Behind the buttons of a webshop or internet portal, you enter the world of the rapidly growing software company ISAAC in Eindhoven.
What started out as just a job for Mark Hoogendoorn and Max Hufkens has sort of spiralled out of control. They developed websites during their time as students at TU/e. Seventeen years later, Internet Strategy and Automation Company (ISAAC) has grown into a business with 60 employees.
The signature of the TU/e is still visible. “With just a few exceptions, all of our people have a college- or university-level education. Several of them have a scientific background,” Hoogendoorn explains.
At ISAAC, people love a challenge and complexity. There are many who can develop a portal, website or webshop. ISAAC looks for more complex challenges. It brings together many – up to twenty-five – systems in the background. The company promotes itself as a knowledge organisation using available and proprietary technologies. “We are like a park ranger, seeing the little things in a forest other visitors might miss out on,” Hoogendoorn clarifies.

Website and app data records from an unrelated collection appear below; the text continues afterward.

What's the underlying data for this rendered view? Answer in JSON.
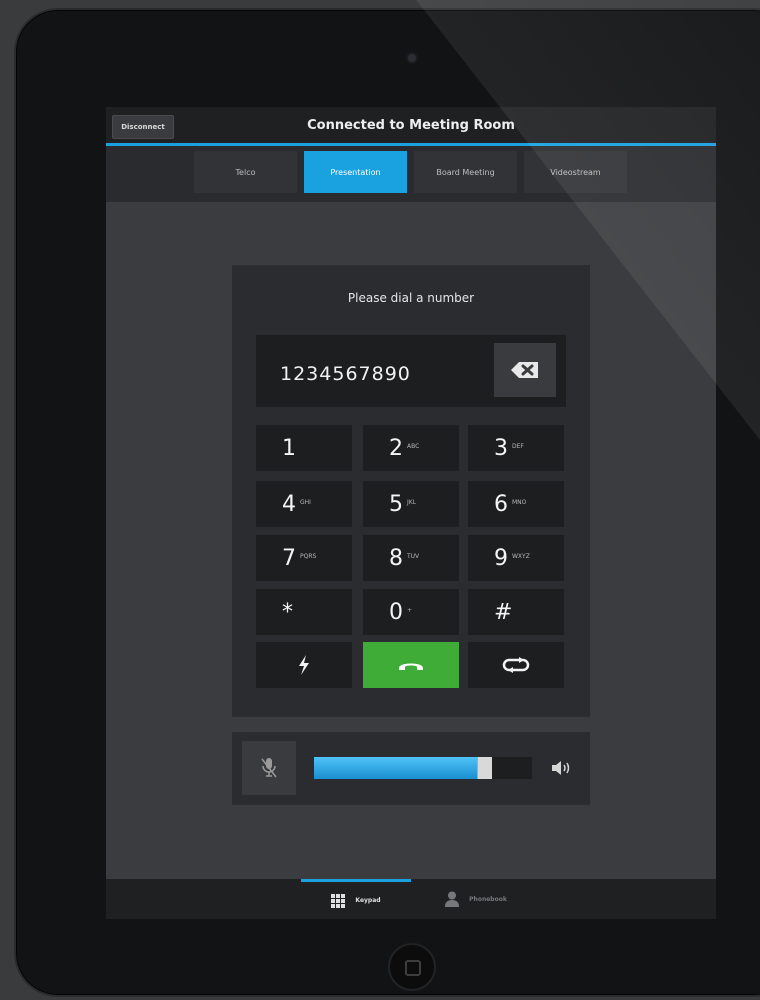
{
  "topbar": {
    "title": "Connected to Meeting Room",
    "disconnect_label": "Disconnect"
  },
  "tabs": [
    {
      "label": "Telco",
      "active": false
    },
    {
      "label": "Presentation",
      "active": true
    },
    {
      "label": "Board Meeting",
      "active": false
    },
    {
      "label": "Videostream",
      "active": false
    }
  ],
  "dialer": {
    "prompt": "Please dial a number",
    "number": "1234567890",
    "keys": [
      {
        "digit": "1",
        "letters": ""
      },
      {
        "digit": "2",
        "letters": "ABC"
      },
      {
        "digit": "3",
        "letters": "DEF"
      },
      {
        "digit": "4",
        "letters": "GHI"
      },
      {
        "digit": "5",
        "letters": "JKL"
      },
      {
        "digit": "6",
        "letters": "MNO"
      },
      {
        "digit": "7",
        "letters": "PQRS"
      },
      {
        "digit": "8",
        "letters": "TUV"
      },
      {
        "digit": "9",
        "letters": "WXYZ"
      },
      {
        "digit": "*",
        "letters": ""
      },
      {
        "digit": "0",
        "letters": "+"
      },
      {
        "digit": "#",
        "letters": ""
      }
    ]
  },
  "volume": {
    "level": 0.8
  },
  "colors": {
    "accent": "#19a1e0",
    "call": "#3eac36"
  },
  "icons": {
    "backspace": "backspace-icon",
    "flash": "flash-icon",
    "call": "call-icon",
    "redial": "redial-icon",
    "mute": "mic-muted-icon",
    "speaker": "speaker-icon",
    "keypad": "keypad-icon",
    "phonebook": "person-icon"
  },
  "bottom_tabs": [
    {
      "label": "Keypad",
      "active": true
    },
    {
      "label": "Phonebook",
      "active": false
    }
  ]
}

Here is an example; Hoogendoorn and sales director Camiel Baltussen bring up Winkelstraat.nl. Around 130 clothing boutiques selling high-end brands are affiliated with this internet shop. After three years, its revenue is “increasing rapidly.”
Such an internet shop was only feasible for the collective. “Merchants who spend all day every day in their stores do not have time for this. They also lack the necessary knowledge and budget,” Baltussen says.

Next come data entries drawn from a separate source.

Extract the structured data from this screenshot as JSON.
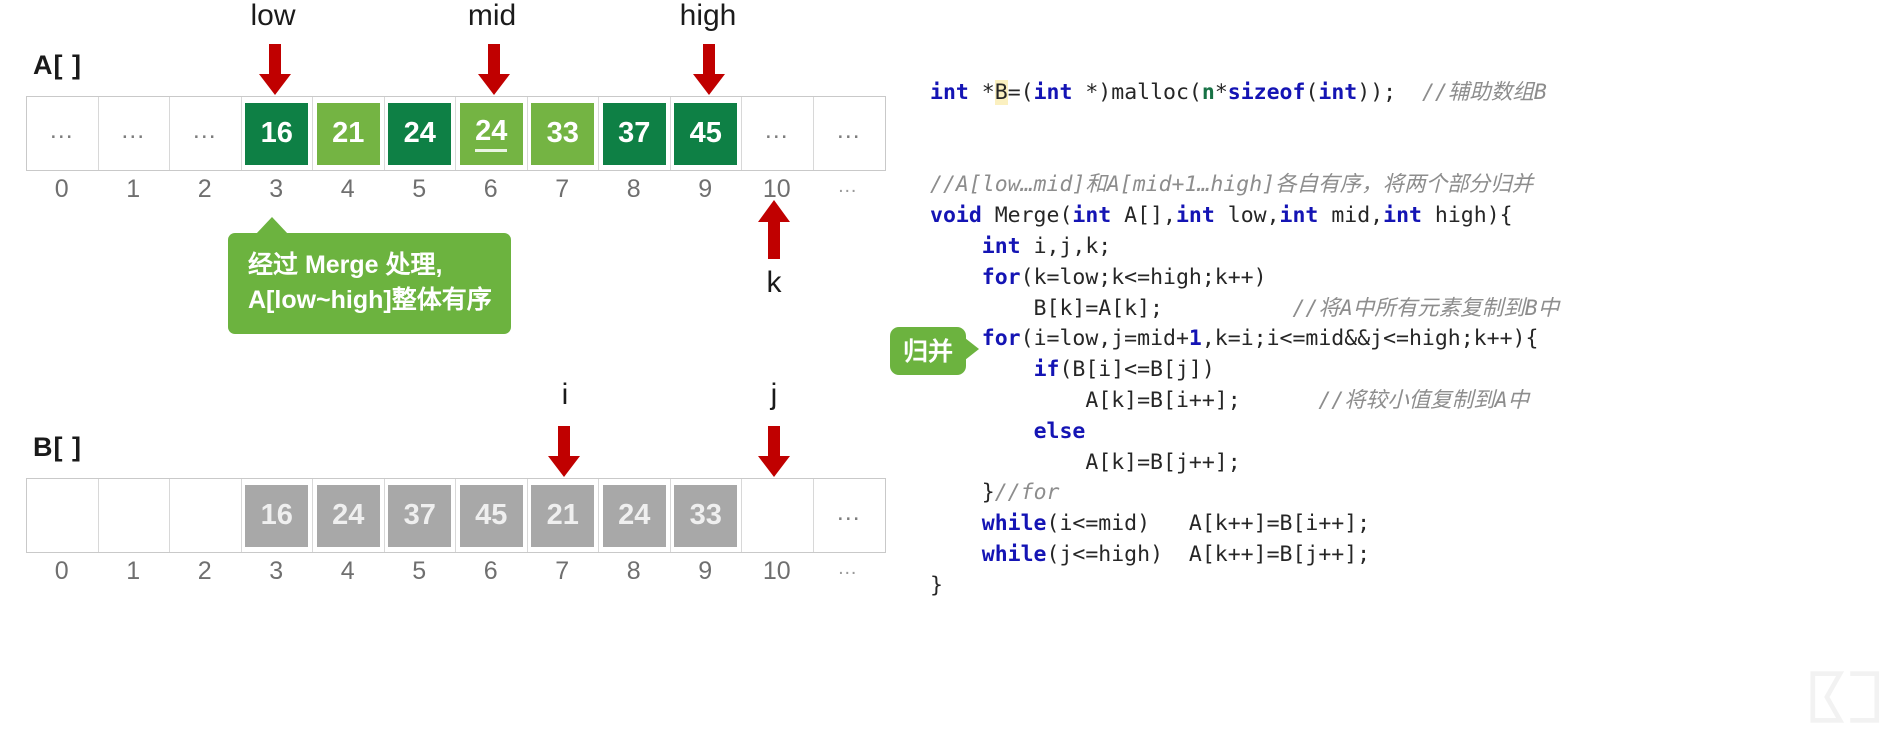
{
  "arrays": {
    "a": {
      "label": "A[ ]",
      "cells": [
        {
          "value": "…",
          "style": "empty"
        },
        {
          "value": "…",
          "style": "empty"
        },
        {
          "value": "…",
          "style": "empty"
        },
        {
          "value": "16",
          "style": "dark"
        },
        {
          "value": "21",
          "style": "light"
        },
        {
          "value": "24",
          "style": "dark"
        },
        {
          "value": "24",
          "style": "light-underline"
        },
        {
          "value": "33",
          "style": "light"
        },
        {
          "value": "37",
          "style": "dark"
        },
        {
          "value": "45",
          "style": "dark"
        },
        {
          "value": "…",
          "style": "empty"
        },
        {
          "value": "…",
          "style": "empty"
        }
      ],
      "indices": [
        "0",
        "1",
        "2",
        "3",
        "4",
        "5",
        "6",
        "7",
        "8",
        "9",
        "10",
        "…"
      ]
    },
    "b": {
      "label": "B[ ]",
      "cells": [
        {
          "value": "",
          "style": "empty"
        },
        {
          "value": "",
          "style": "empty"
        },
        {
          "value": "",
          "style": "empty"
        },
        {
          "value": "16",
          "style": "gray"
        },
        {
          "value": "24",
          "style": "gray"
        },
        {
          "value": "37",
          "style": "gray"
        },
        {
          "value": "45",
          "style": "gray"
        },
        {
          "value": "21",
          "style": "gray"
        },
        {
          "value": "24",
          "style": "gray"
        },
        {
          "value": "33",
          "style": "gray"
        },
        {
          "value": "",
          "style": "empty"
        },
        {
          "value": "…",
          "style": "empty"
        }
      ],
      "indices": [
        "0",
        "1",
        "2",
        "3",
        "4",
        "5",
        "6",
        "7",
        "8",
        "9",
        "10",
        "…"
      ]
    }
  },
  "pointers": {
    "low": "low",
    "mid": "mid",
    "high": "high",
    "k": "k",
    "i": "i",
    "j": "j"
  },
  "callout": {
    "line1": "经过 Merge 处理,",
    "line2": "A[low~high]整体有序"
  },
  "badge": {
    "label": "归并"
  },
  "code": {
    "lines": [
      {
        "id": "malloc",
        "tokens": [
          {
            "t": "int",
            "c": "kw"
          },
          {
            "t": " *",
            "c": "plain"
          },
          {
            "t": "B",
            "c": "hl"
          },
          {
            "t": "=(",
            "c": "plain"
          },
          {
            "t": "int",
            "c": "kw"
          },
          {
            "t": " *)malloc(",
            "c": "plain"
          },
          {
            "t": "n",
            "c": "var-g"
          },
          {
            "t": "*",
            "c": "plain"
          },
          {
            "t": "sizeof",
            "c": "kw"
          },
          {
            "t": "(",
            "c": "plain"
          },
          {
            "t": "int",
            "c": "kw"
          },
          {
            "t": "));  ",
            "c": "plain"
          },
          {
            "t": "//辅助数组B",
            "c": "cm"
          }
        ]
      },
      {
        "id": "blank1",
        "tokens": []
      },
      {
        "id": "blank2",
        "tokens": []
      },
      {
        "id": "comment-merge",
        "tokens": [
          {
            "t": "//A[low…mid]和A[mid+1…high]各自有序，将两个部分归并",
            "c": "cm"
          }
        ]
      },
      {
        "id": "fn-sig",
        "tokens": [
          {
            "t": "void",
            "c": "kw"
          },
          {
            "t": " Merge(",
            "c": "plain"
          },
          {
            "t": "int",
            "c": "kw"
          },
          {
            "t": " A[],",
            "c": "plain"
          },
          {
            "t": "int",
            "c": "kw"
          },
          {
            "t": " low,",
            "c": "plain"
          },
          {
            "t": "int",
            "c": "kw"
          },
          {
            "t": " mid,",
            "c": "plain"
          },
          {
            "t": "int",
            "c": "kw"
          },
          {
            "t": " high){",
            "c": "plain"
          }
        ]
      },
      {
        "id": "decl-ijk",
        "tokens": [
          {
            "t": "    ",
            "c": "plain"
          },
          {
            "t": "int",
            "c": "kw"
          },
          {
            "t": " i,j,k;",
            "c": "plain"
          }
        ]
      },
      {
        "id": "for-copy",
        "tokens": [
          {
            "t": "    ",
            "c": "plain"
          },
          {
            "t": "for",
            "c": "kw"
          },
          {
            "t": "(k=low;k<=high;k++)",
            "c": "plain"
          }
        ]
      },
      {
        "id": "copy-body",
        "tokens": [
          {
            "t": "        B[k]=A[k];          ",
            "c": "plain"
          },
          {
            "t": "//将A中所有元素复制到B中",
            "c": "cm"
          }
        ]
      },
      {
        "id": "for-merge",
        "tokens": [
          {
            "t": "    ",
            "c": "plain"
          },
          {
            "t": "for",
            "c": "kw"
          },
          {
            "t": "(i=low,j=mid+",
            "c": "plain"
          },
          {
            "t": "1",
            "c": "num"
          },
          {
            "t": ",k=i;i<=mid&&j<=high;k++){",
            "c": "plain"
          }
        ]
      },
      {
        "id": "if-cmp",
        "tokens": [
          {
            "t": "        ",
            "c": "plain"
          },
          {
            "t": "if",
            "c": "kw"
          },
          {
            "t": "(B[i]<=B[j])",
            "c": "plain"
          }
        ]
      },
      {
        "id": "if-body",
        "tokens": [
          {
            "t": "            A[k]=B[i++];      ",
            "c": "plain"
          },
          {
            "t": "//将较小值复制到A中",
            "c": "cm"
          }
        ]
      },
      {
        "id": "else-kw",
        "tokens": [
          {
            "t": "        ",
            "c": "plain"
          },
          {
            "t": "else",
            "c": "kw"
          }
        ]
      },
      {
        "id": "else-body",
        "tokens": [
          {
            "t": "            A[k]=B[j++];",
            "c": "plain"
          }
        ]
      },
      {
        "id": "close-for",
        "tokens": [
          {
            "t": "    }",
            "c": "plain"
          },
          {
            "t": "//for",
            "c": "cm"
          }
        ]
      },
      {
        "id": "while-i",
        "tokens": [
          {
            "t": "    ",
            "c": "plain"
          },
          {
            "t": "while",
            "c": "kw"
          },
          {
            "t": "(i<=mid)   A[k++]=B[i++];",
            "c": "plain"
          }
        ]
      },
      {
        "id": "while-j",
        "tokens": [
          {
            "t": "    ",
            "c": "plain"
          },
          {
            "t": "while",
            "c": "kw"
          },
          {
            "t": "(j<=high)  A[k++]=B[j++];",
            "c": "plain"
          }
        ]
      },
      {
        "id": "close-fn",
        "tokens": [
          {
            "t": "}",
            "c": "plain"
          }
        ]
      }
    ]
  },
  "colors": {
    "dark_green": "#0e8045",
    "light_green": "#74b443",
    "gray_chip": "#a8a8a8",
    "arrow_red": "#c00000",
    "callout_green": "#6cb33f",
    "keyword_blue": "#1414b4",
    "comment_gray": "#8d8d8d"
  }
}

Online buyers can see everything that is available in all shops, from Eindhoven and Helmond to Antwerp and Alkmaar. They check out everything at once. That is when the work for the underlying systems is just beginning. The clothing has to be delivered. The boutique in Helmond has to get paid. If it sells a jacket in the physical store, it has to be taken out of the online stock. Returned items must be processed properly. “That complicates things. We continue to work on this system every day,” Hoogendoorn reveals.
ISAAC focuses on consultancy, the actual development of systems and their management and optimisation. Its motto is to “Calmly work on to the final solution.”

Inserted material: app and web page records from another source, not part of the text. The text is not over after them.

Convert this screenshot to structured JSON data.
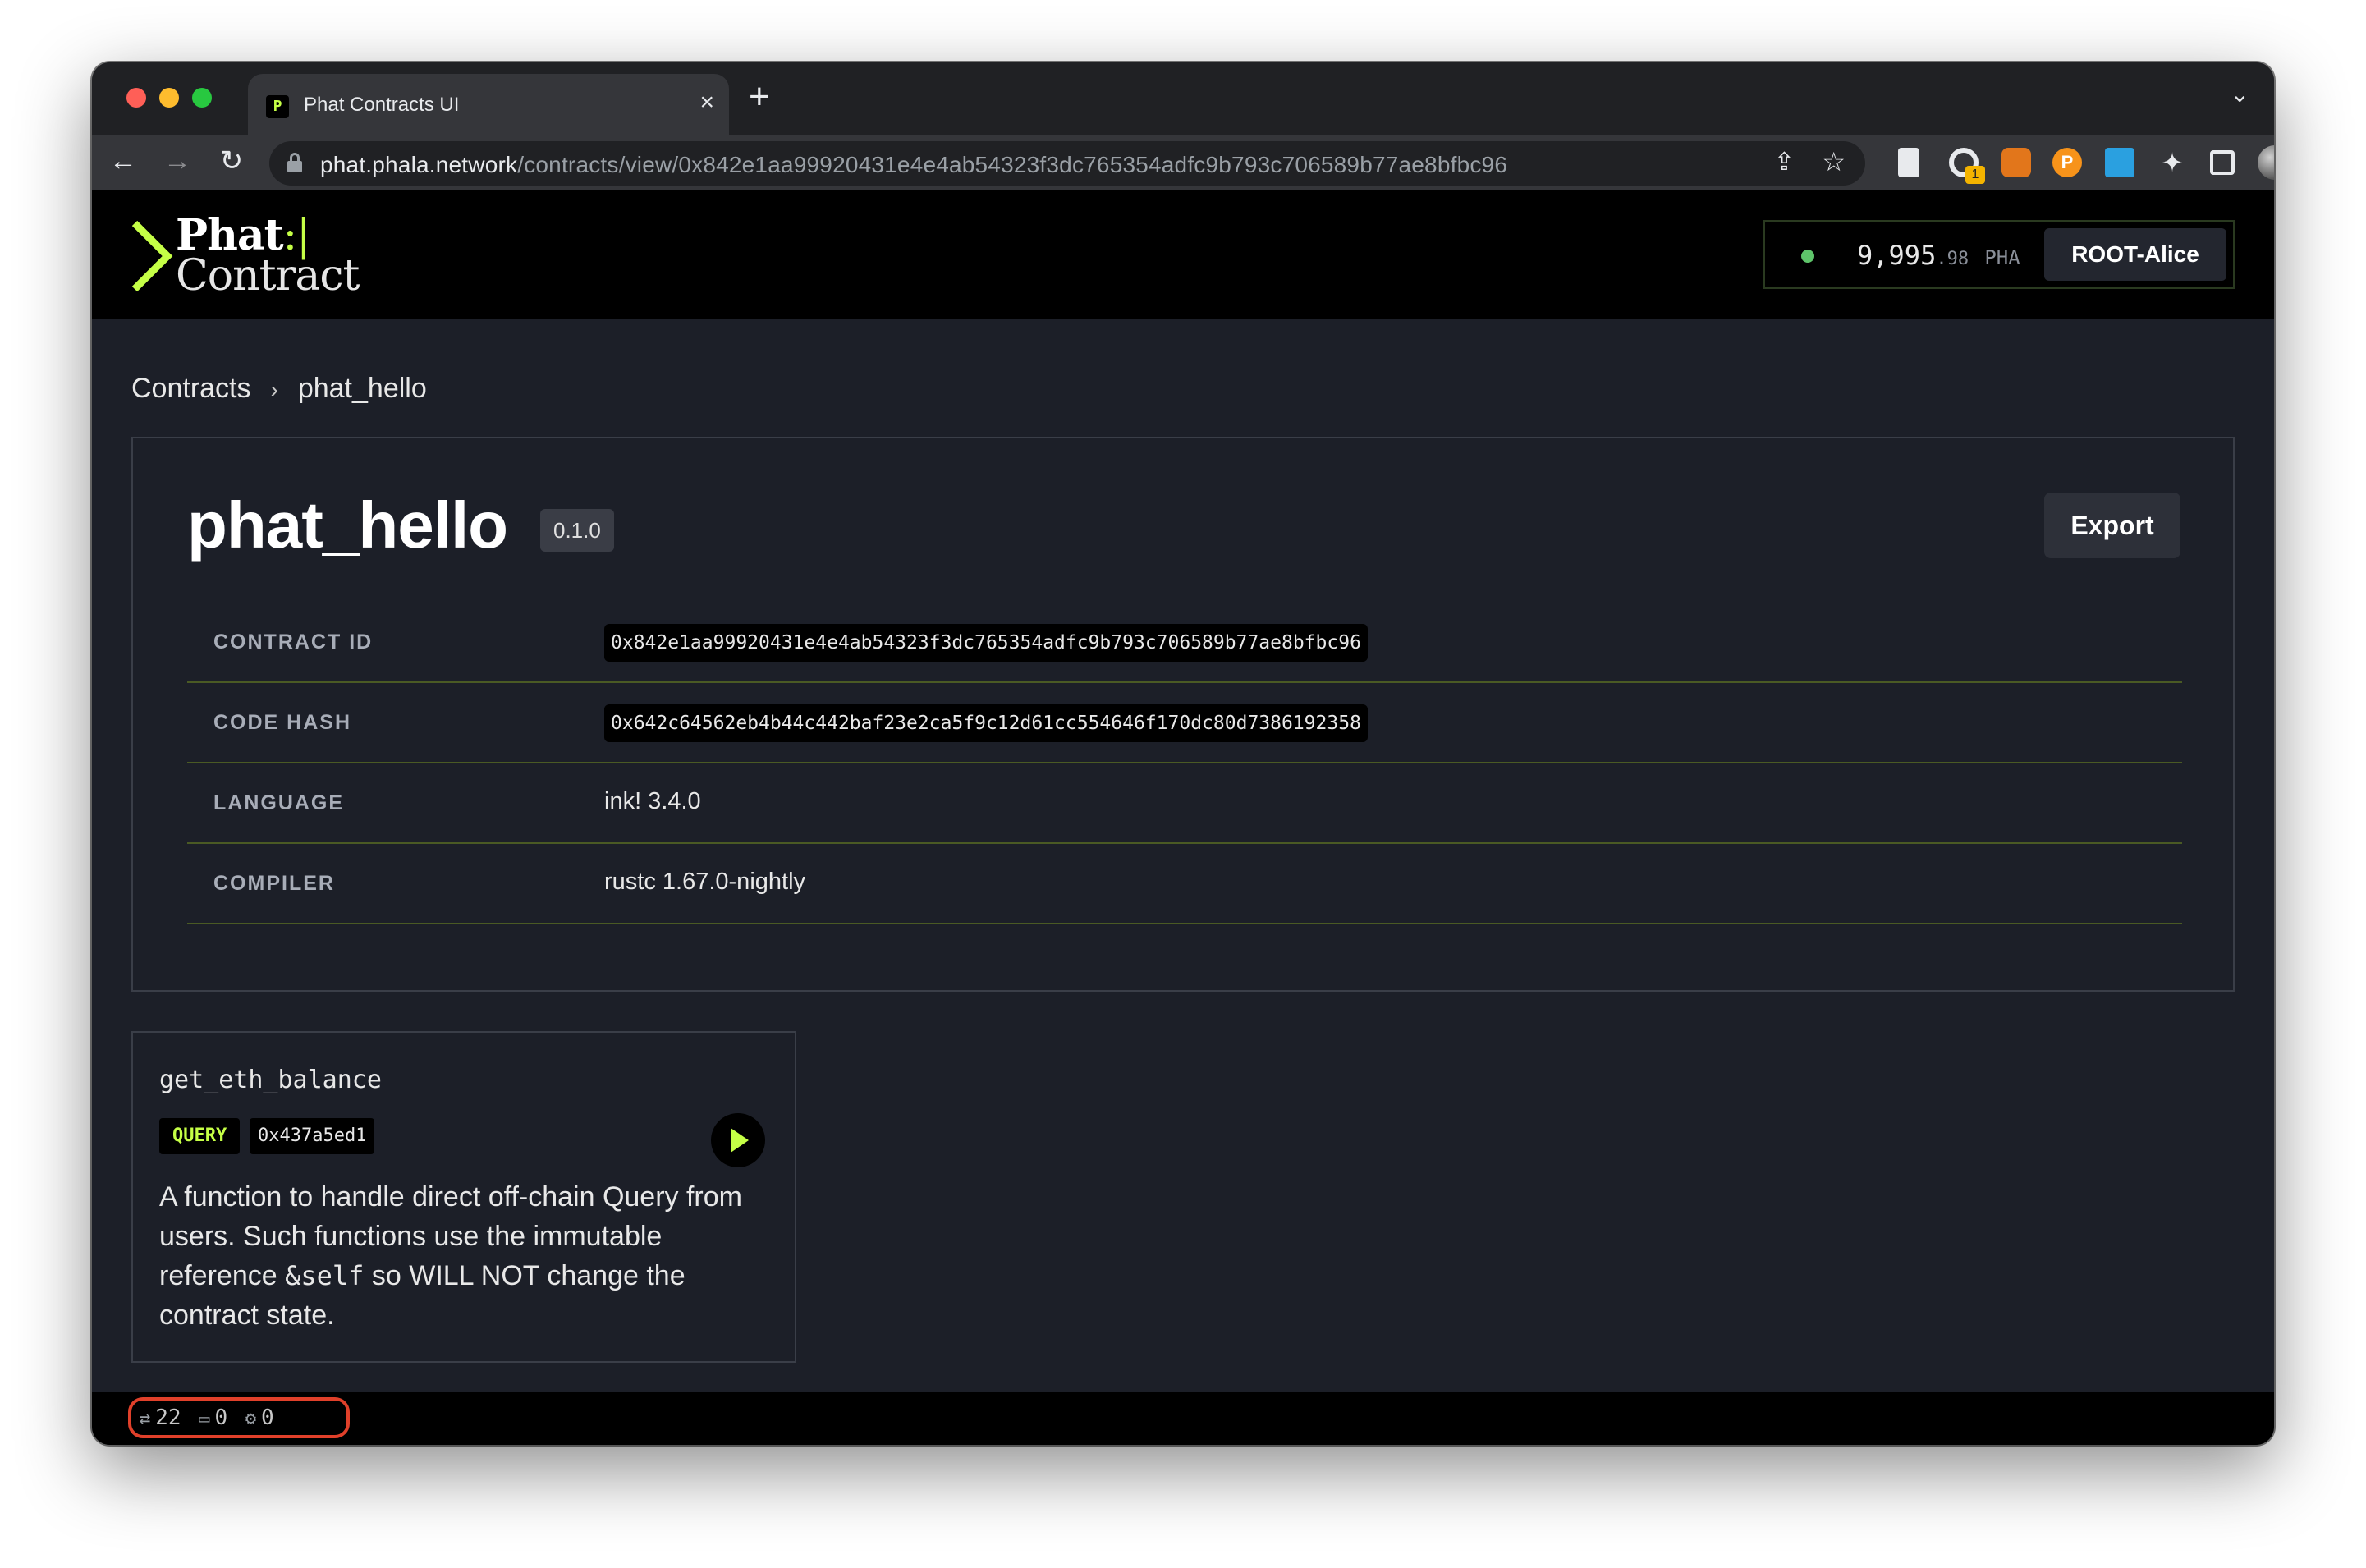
{
  "browser": {
    "tab_title": "Phat Contracts UI",
    "tab_favicon": "P",
    "tab_close": "×",
    "new_tab": "+",
    "url_host": "phat.phala.network",
    "url_path": "/contracts/view/0x842e1aa99920431e4e4ab54323f3dc765354adfc9b793c706589b77ae8bfbc96",
    "ext_badge": "1"
  },
  "header": {
    "logo_line1": "Phat",
    "logo_cursor": ":|",
    "logo_line2": "Contract",
    "balance_int": "9,995",
    "balance_dec": ".98",
    "balance_unit": "PHA",
    "account_name": "ROOT-Alice"
  },
  "breadcrumb": {
    "root": "Contracts",
    "separator": "›",
    "current": "phat_hello"
  },
  "contract": {
    "name": "phat_hello",
    "version": "0.1.0",
    "export_label": "Export",
    "meta": [
      {
        "label": "CONTRACT ID",
        "value": "0x842e1aa99920431e4e4ab54323f3dc765354adfc9b793c706589b77ae8bfbc96"
      },
      {
        "label": "CODE HASH",
        "value": "0x642c64562eb4b44c442baf23e2ca5f9c12d61cc554646f170dc80d7386192358"
      },
      {
        "label": "LANGUAGE",
        "value": "ink! 3.4.0"
      },
      {
        "label": "COMPILER",
        "value": "rustc 1.67.0-nightly"
      }
    ]
  },
  "method": {
    "name": "get_eth_balance",
    "type_tag": "QUERY",
    "selector": "0x437a5ed1",
    "desc_before": "A function to handle direct off-chain Query from users. Such functions use the immutable reference ",
    "desc_code": "&self",
    "desc_after": " so WILL NOT change the contract state."
  },
  "statusbar": {
    "connections": "22",
    "messages": "0",
    "events": "0"
  },
  "colors": {
    "accent": "#c5ff46",
    "background": "#1c1f28",
    "header_bg": "#000000",
    "highlight_ring": "#e0402a"
  }
}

The Eindhoven-based organisation is active in a wide range of sectors and works with many different products. For example, the company worked on Basispoort, an internet portal that is used by 1.6 million elementary school students every day to access their digital learning materials.
For soccer clubs in the German Bundesliga, ISAAC developed the Fanmiles internet platform. With a card, people can pay for drinks in the stadium or save for gifts by sharing video clips on Facebook.
Another complex project was the development of a mobility card for XXImo, with which organisations can assign individual budgets to employees. It can be used to pay for e.g. parking, public transport, carpooling and hotels.
ISAAC is also behind the development of the internet registers of Ingenico, formerly known as Global Collect. The trick there was to design a user-friendly system to which internet shops could be connected. “The goal was to entice stores looking to open a webshop with an internet register to choose Ingenico’s system,” Baltussen says.
The market smiles on ISAAC, that much is clear. “During the financial crisis, business was a bit slow for a few years. Once the economy recovered, it was clear that clients had been saving up their projects,” Hoogendoorn explains. In the past year and a half, ISAAC has grown exponentially and gone from 40 to 60 employees. “We are growing more rapidly than the market itself. Our biggest limitation at the moment is finding good people.”
The company has taken the right measures to draw and hold on to talented people’s attention.
The ISAAC Academy was founded to train future employees. Scholarships are also available – as is a co-ownership of the business itself. The owners Hoogendoorn and Hufkens have made room for a foundation in which talented employees can participate.
Is ISAAC looking for younger models of the two co-founders and owners? “Yes,” Hoogendoorn jokes. “We are looking for ourselves, only younger and more handsome.”